The Hallwood Side Channel and Floodplain Restoration Project, funded by the U.S. Fish and Wildlife Service, will improve habitat in the Lower Yuba River for Chinook salmon and steelhead trout. Other project partners include Yuba Water Agency, cbec eco-engineering, Cramer Fish Sciences, South Yuba River Citizens League (SYRCL), Teichert Materials, and Western Aggregates.
Background: In the project area, the Yuba River is constrained by tall linear cobble embankments called training walls, which were constructed in the early 1900s by hydraulic dredges following the Gold Rush. These training walls are within the highly modified Yuba Goldfields setting where hundreds of millions of cubic yards of hydraulic mining sediment was deposited in the lower Yuba River through the early 1900s. The area was subsequently dredged multiple times, creating significant impacts for the natural flow of the river and the floodplain. A large training wall in the middle of the river, known as the Middle Training Wall, runs more than 2 miles along the length of the project
The project design is based on the premise that restoration of natural river and floodplain processes, including the removal of large portions of the Middle Training Wall, will create a healthier, more natural, and therefore, more productive river. Improvements will enhance up to 157 acres of seasonally inundated riparian floodplain, approximately 1.7 miles of perennial side channels, and approximately 6.1 miles of seasonally inundated side channels, alcoves, and swales. Enhancements will be made through land surface changes, riparian planting, and placement of large woody material embedded to simulate a more natural river at key locations. The total project cost is estimated to be $6 million. Funding has been provided by USFWS grants and Yuba Water Agency.

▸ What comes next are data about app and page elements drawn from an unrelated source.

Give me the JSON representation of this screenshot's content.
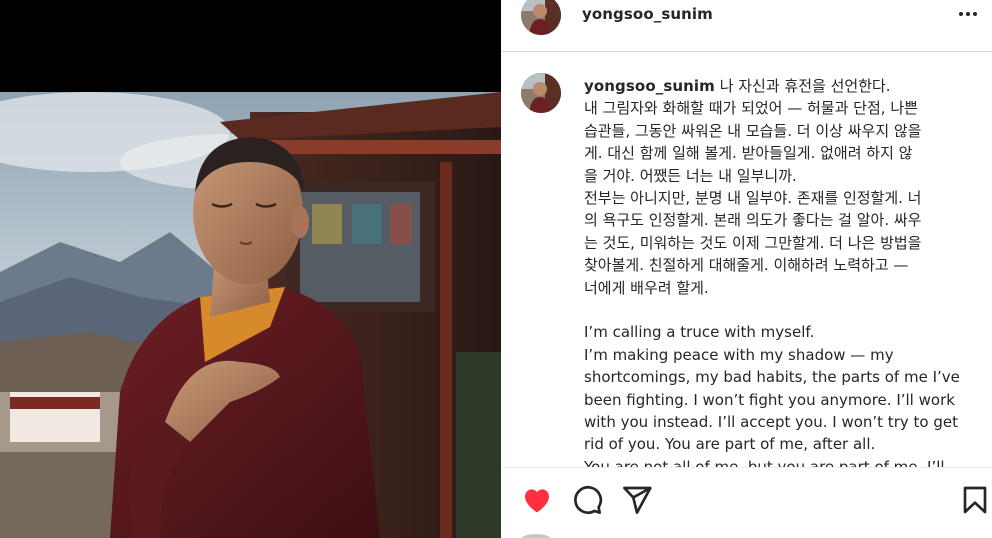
{
  "post": {
    "username": "yongsoo_sunim",
    "image_alt": "A young monk in maroon robes with eyes closed and hand on heart in front of a temple",
    "caption_lines": [
      "나 자신과 휴전을 선언한다.",
      "내 그림자와 화해할 때가 되었어 — 허물과 단점, 나쁜",
      "습관들, 그동안 싸워온 내 모습들. 더 이상 싸우지 않을",
      "게. 대신 함께 일해 볼게. 받아들일게. 없애려 하지 않",
      "을 거야. 어쨌든 너는 내 일부니까.",
      "전부는 아니지만, 분명 내 일부야. 존재를 인정할게. 너",
      "의 욕구도 인정할게. 본래 의도가 좋다는 걸 알아. 싸우",
      "는 것도, 미워하는 것도 이제 그만할게. 더 나은 방법을",
      "찾아볼게. 친절하게 대해줄게. 이해하려 노력하고 —",
      "너에게 배우려 할게.",
      "",
      "I’m calling a truce with myself.",
      "I’m making peace with my shadow — my",
      "shortcomings, my bad habits, the parts of me I’ve",
      "been fighting. I won’t fight you anymore. I’ll work",
      "with you instead. I’ll accept you. I won’t try to get",
      "rid of you. You are part of me, after all.",
      "You are not all of me, but you are part of me. I’ll"
    ]
  },
  "icons": {
    "more": "more-options-icon",
    "like": "heart-icon",
    "comment": "comment-icon",
    "share": "share-icon",
    "save": "bookmark-icon"
  },
  "colors": {
    "like_red": "#ff3040",
    "text": "#262626",
    "divider": "#dbdbdb"
  }
}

Construction is currently in Phase 3 of 4.
- Portions of the Middle Training Wall continue to be removed bit by bit
- Enhancing floodplain and seasonally inundated side channel habitat is the focus of this phase
- As a part of this phase, Large Woody Material (trees with branches, some with root wads still intact) will be strategically placed in the floodplain area. These features function as juvenile salmonid habitat by creating slower moving water conditions where juveniles can congregate as they feed and grow
- Biological monitoring efforts continue in off-channel habitat to measure ecosystem benefits from Phases 1 and 2.
- New beaver activity continues to be observed
- This creates new habitat for fish and fosters moist conditions for naturally recruited and planted vegetation in summer months